Degree of Extraversion in Early Adulthood Predicts Later Well-Being
Contextual Note: Contrary to a popular misconception, people are not either "introverts" or "extraverts." Rather, individuals have varying degrees of extraversion (sometimes written "extroversion.") For more about how researchers measure traits like these, see: "Hello, Emotional Style!" and "People: Who Needs Them?"
July 17, 2013—Research from the University of Southampton has shown that young adults who are more outgoing or more emotionally stable are happier in later life than their more introverted or less emotionally stable peers.
In a study published in the Journal of Research in Personality, Dr. Catharine Gale from the Medical Research Council's Lifecourse Epidemiology Unit, University of Southampton and a team from the University of Edinburgh and University College London, examined the effects of neuroticism and extraversion at ages 16 and 26 years on mental wellbeing and life satisfaction at age 60 to 64.
In exploring the mediating roles of psychological and physical health, the researchers found that personality dispositions by the time of early adulthood have an enduring influence on well-being decades later.
As Gale, Reader in Epidemiology, notes, "Few studies have examined the long-term influence of personality traits in youth on happiness and life satisfaction later in life.
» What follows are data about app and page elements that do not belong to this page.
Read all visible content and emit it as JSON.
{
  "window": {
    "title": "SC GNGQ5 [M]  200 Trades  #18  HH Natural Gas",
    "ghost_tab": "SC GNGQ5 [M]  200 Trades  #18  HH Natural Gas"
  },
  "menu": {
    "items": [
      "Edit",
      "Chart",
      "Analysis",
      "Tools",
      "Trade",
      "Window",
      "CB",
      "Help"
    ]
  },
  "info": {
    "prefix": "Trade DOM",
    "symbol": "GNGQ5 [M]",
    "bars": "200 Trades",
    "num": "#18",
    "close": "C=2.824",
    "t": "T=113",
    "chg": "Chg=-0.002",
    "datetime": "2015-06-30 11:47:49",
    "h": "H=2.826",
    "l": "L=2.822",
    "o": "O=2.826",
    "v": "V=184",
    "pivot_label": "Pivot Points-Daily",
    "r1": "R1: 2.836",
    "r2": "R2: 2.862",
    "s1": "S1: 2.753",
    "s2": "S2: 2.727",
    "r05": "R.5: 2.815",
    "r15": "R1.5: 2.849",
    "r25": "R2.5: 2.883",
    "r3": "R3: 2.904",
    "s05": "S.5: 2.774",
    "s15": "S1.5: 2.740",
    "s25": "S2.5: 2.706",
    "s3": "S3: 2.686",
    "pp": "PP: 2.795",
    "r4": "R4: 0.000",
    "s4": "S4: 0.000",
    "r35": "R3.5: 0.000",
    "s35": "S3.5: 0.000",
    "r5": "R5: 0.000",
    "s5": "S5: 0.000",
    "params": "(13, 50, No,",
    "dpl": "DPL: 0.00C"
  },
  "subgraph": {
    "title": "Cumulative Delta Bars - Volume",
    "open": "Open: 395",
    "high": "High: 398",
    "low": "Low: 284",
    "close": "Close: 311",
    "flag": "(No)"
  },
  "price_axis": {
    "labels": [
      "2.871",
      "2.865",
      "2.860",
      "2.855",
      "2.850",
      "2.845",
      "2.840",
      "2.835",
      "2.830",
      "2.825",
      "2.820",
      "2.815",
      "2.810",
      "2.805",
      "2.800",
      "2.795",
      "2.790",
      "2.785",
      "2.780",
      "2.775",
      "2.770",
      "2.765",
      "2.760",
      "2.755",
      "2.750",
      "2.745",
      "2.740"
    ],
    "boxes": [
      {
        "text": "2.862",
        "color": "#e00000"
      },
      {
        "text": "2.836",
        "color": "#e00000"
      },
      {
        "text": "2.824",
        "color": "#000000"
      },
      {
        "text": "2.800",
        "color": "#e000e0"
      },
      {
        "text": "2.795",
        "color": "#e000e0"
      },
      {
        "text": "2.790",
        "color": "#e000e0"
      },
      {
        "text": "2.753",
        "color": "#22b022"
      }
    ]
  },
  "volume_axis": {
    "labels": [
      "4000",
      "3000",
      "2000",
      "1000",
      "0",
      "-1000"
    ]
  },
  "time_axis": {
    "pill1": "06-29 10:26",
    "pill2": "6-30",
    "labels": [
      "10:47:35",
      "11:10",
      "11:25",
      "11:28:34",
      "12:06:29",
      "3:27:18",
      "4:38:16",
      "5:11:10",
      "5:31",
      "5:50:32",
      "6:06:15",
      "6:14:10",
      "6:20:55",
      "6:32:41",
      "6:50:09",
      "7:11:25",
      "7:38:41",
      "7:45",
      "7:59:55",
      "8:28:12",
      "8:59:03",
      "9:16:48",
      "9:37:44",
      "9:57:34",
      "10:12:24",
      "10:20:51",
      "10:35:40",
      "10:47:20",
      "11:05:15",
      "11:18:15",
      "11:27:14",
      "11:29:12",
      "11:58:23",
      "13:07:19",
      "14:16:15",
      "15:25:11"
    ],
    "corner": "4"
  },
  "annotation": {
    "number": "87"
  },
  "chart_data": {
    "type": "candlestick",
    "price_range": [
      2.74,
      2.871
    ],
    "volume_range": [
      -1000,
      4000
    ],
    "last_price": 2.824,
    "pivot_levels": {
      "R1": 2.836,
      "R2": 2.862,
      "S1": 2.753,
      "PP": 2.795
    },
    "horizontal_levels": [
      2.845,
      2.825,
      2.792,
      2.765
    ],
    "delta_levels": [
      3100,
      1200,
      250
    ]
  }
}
We found that extroversion in youth had direct, positive effects on wellbeing and life satisfaction in later life. Neuroticism, in contrast, had a negative impact, largely because it tends to make people more susceptible to feelings of anxiety and depression and to physical health problems."
The study examined data on 4,583 people who are members of the National Survey for Health and Development, conducted by the Medical Research Council. All were born in 1946; they completed a short personality inventory at age 16, and again at age 26.
Extroversion was assessed by questions about their sociability, energy, and activity orientation. Neuroticism was assessed by questions about their emotional stability, mood, and distractibility.
Decades later, when the participants were 60 to 64-years-old, 2,529 of them answered a series of questions measuring well-being and their level of satisfaction with life. They also reported on their mental and physical health. Their answers point to a distinct pattern.
Specifically, greater extroversion, as assessed in young adulthood, was directly associated with higher scores for well-being and for satisfaction with life. Neuroticism, in contrast, predicted poorer levels of wellbeing, but it did so indirectly. People higher in neuroticism as young adults were more susceptible to psychological distress later in life and to a lesser extent, poorer physical health.
"Understanding what determines how happy people feel in later life is of particular interest," says Gale, "because there is good evidence that happier people tend to live longer. In this study we found that levels of neuroticism and extraversion measured over 40 years earlier were strongly predictive of well-being and life satisfaction in older men and women. Personality in youth appears to have an enduring influence on happiness decades later."
"Neuroticism and Extraversion in Youth Predict Mental Wellbeing and Life Satisfaction 40 Years Later" by Catharine R. Gale, Tom Booth, René Mõttus, Diana Kuh, and Ian J. Deary. Journal of Research in Personality. Published online June 26, 2013.